» How to complete this task: The records are to be copied in their entirety, exactly as given.

» Element data from apps and pages:
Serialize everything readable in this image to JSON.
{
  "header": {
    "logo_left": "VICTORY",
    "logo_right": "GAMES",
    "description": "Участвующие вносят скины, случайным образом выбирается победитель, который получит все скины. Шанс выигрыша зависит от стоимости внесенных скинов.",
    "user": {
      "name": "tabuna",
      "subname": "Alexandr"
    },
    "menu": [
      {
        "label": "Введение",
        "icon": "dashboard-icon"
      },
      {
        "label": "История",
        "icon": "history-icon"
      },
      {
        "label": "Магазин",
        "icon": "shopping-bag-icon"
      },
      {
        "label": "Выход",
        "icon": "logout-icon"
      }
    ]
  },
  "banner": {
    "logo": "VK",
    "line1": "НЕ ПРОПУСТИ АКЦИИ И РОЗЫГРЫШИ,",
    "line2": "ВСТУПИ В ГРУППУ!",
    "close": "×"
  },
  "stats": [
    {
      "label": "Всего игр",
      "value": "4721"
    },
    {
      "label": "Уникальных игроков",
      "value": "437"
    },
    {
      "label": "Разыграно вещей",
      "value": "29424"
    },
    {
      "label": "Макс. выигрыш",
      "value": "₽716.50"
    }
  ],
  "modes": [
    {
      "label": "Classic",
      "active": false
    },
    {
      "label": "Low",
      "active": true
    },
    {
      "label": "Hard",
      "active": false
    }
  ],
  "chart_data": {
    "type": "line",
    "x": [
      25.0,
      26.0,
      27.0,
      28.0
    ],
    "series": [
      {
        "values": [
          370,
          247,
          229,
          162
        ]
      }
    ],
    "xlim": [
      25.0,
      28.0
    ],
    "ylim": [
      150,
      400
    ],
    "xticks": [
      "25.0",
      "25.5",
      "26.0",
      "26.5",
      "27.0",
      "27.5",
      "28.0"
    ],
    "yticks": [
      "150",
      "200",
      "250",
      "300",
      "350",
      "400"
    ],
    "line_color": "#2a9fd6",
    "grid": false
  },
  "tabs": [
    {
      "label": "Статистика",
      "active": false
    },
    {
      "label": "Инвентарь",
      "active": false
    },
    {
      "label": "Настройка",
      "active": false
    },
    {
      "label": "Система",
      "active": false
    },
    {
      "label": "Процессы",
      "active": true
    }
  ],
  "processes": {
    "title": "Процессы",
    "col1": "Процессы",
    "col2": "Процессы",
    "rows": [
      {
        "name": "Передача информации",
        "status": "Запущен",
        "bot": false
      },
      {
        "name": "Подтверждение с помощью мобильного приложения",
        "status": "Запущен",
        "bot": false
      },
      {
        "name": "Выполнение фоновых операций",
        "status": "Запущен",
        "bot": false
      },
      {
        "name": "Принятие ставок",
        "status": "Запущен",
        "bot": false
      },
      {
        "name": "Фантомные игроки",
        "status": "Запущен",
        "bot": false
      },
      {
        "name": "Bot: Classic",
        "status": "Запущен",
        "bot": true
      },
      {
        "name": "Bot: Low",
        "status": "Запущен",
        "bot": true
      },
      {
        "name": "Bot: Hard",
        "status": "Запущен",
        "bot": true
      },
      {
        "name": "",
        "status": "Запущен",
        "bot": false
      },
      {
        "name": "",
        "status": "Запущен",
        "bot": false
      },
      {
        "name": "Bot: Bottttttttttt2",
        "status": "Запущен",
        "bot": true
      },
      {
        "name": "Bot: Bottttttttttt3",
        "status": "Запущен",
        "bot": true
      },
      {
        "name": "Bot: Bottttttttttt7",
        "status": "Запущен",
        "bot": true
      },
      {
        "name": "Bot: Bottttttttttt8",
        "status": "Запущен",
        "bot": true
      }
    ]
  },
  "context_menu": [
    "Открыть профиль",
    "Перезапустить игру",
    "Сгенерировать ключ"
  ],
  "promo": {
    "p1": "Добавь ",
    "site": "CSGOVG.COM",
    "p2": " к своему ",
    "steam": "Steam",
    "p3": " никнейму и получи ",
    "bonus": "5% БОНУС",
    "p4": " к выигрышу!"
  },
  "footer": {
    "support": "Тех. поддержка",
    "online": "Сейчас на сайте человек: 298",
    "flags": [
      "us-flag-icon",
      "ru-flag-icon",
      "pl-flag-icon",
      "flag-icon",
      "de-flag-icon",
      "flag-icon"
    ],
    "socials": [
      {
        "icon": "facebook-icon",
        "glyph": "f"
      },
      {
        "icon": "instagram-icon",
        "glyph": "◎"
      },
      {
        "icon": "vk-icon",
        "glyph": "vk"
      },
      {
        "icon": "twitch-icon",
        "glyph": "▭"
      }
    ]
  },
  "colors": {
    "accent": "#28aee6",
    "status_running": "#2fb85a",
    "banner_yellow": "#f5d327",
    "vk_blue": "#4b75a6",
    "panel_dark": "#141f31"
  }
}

» Output below:
Serialize everything readable in this image to JSON.
{
  "header": {
    "logo_left": "VICTORY",
    "logo_right": "GAMES",
    "description": "Участвующие вносят скины, случайным образом выбирается победитель, который получит все скины. Шанс выигрыша зависит от стоимости внесенных скинов.",
    "user": {
      "name": "tabuna",
      "subname": "Alexandr"
    },
    "menu": [
      {
        "label": "Введение",
        "icon": "dashboard-icon"
      },
      {
        "label": "История",
        "icon": "history-icon"
      },
      {
        "label": "Магазин",
        "icon": "shopping-bag-icon"
      },
      {
        "label": "Выход",
        "icon": "logout-icon"
      }
    ]
  },
  "banner": {
    "logo": "VK",
    "line1": "НЕ ПРОПУСТИ АКЦИИ И РОЗЫГРЫШИ,",
    "line2": "ВСТУПИ В ГРУППУ!",
    "close": "×"
  },
  "stats": [
    {
      "label": "Всего игр",
      "value": "4721"
    },
    {
      "label": "Уникальных игроков",
      "value": "437"
    },
    {
      "label": "Разыграно вещей",
      "value": "29424"
    },
    {
      "label": "Макс. выигрыш",
      "value": "₽716.50"
    }
  ],
  "modes": [
    {
      "label": "Classic",
      "active": false
    },
    {
      "label": "Low",
      "active": true
    },
    {
      "label": "Hard",
      "active": false
    }
  ],
  "chart_data": {
    "type": "line",
    "x": [
      25.0,
      26.0,
      27.0,
      28.0
    ],
    "series": [
      {
        "values": [
          370,
          247,
          229,
          162
        ]
      }
    ],
    "xlim": [
      25.0,
      28.0
    ],
    "ylim": [
      150,
      400
    ],
    "xticks": [
      "25.0",
      "25.5",
      "26.0",
      "26.5",
      "27.0",
      "27.5",
      "28.0"
    ],
    "yticks": [
      "150",
      "200",
      "250",
      "300",
      "350",
      "400"
    ],
    "line_color": "#2a9fd6",
    "grid": false
  },
  "tabs": [
    {
      "label": "Статистика",
      "active": false
    },
    {
      "label": "Инвентарь",
      "active": false
    },
    {
      "label": "Настройка",
      "active": false
    },
    {
      "label": "Система",
      "active": false
    },
    {
      "label": "Процессы",
      "active": true
    }
  ],
  "processes": {
    "title": "Процессы",
    "col1": "Процессы",
    "col2": "Процессы",
    "rows": [
      {
        "name": "Передача информации",
        "status": "Запущен",
        "bot": false
      },
      {
        "name": "Подтверждение с помощью мобильного приложения",
        "status": "Запущен",
        "bot": false
      },
      {
        "name": "Выполнение фоновых операций",
        "status": "Запущен",
        "bot": false
      },
      {
        "name": "Принятие ставок",
        "status": "Запущен",
        "bot": false
      },
      {
        "name": "Фантомные игроки",
        "status": "Запущен",
        "bot": false
      },
      {
        "name": "Bot: Classic",
        "status": "Запущен",
        "bot": true
      },
      {
        "name": "Bot: Low",
        "status": "Запущен",
        "bot": true
      },
      {
        "name": "Bot: Hard",
        "status": "Запущен",
        "bot": true
      },
      {
        "name": "",
        "status": "Запущен",
        "bot": false
      },
      {
        "name": "",
        "status": "Запущен",
        "bot": false
      },
      {
        "name": "Bot: Bottttttttttt2",
        "status": "Запущен",
        "bot": true
      },
      {
        "name": "Bot: Bottttttttttt3",
        "status": "Запущен",
        "bot": true
      },
      {
        "name": "Bot: Bottttttttttt7",
        "status": "Запущен",
        "bot": true
      },
      {
        "name": "Bot: Bottttttttttt8",
        "status": "Запущен",
        "bot": true
      }
    ]
  },
  "context_menu": [
    "Открыть профиль",
    "Перезапустить игру",
    "Сгенерировать ключ"
  ],
  "promo": {
    "p1": "Добавь ",
    "site": "CSGOVG.COM",
    "p2": " к своему ",
    "steam": "Steam",
    "p3": " никнейму и получи ",
    "bonus": "5% БОНУС",
    "p4": " к выигрышу!"
  },
  "footer": {
    "support": "Тех. поддержка",
    "online": "Сейчас на сайте человек: 298",
    "flags": [
      "us-flag-icon",
      "ru-flag-icon",
      "pl-flag-icon",
      "flag-icon",
      "de-flag-icon",
      "flag-icon"
    ],
    "socials": [
      {
        "icon": "facebook-icon",
        "glyph": "f"
      },
      {
        "icon": "instagram-icon",
        "glyph": "◎"
      },
      {
        "icon": "vk-icon",
        "glyph": "vk"
      },
      {
        "icon": "twitch-icon",
        "glyph": "▭"
      }
    ]
  },
  "colors": {
    "accent": "#28aee6",
    "status_running": "#2fb85a",
    "banner_yellow": "#f5d327",
    "vk_blue": "#4b75a6",
    "panel_dark": "#141f31"
  }
}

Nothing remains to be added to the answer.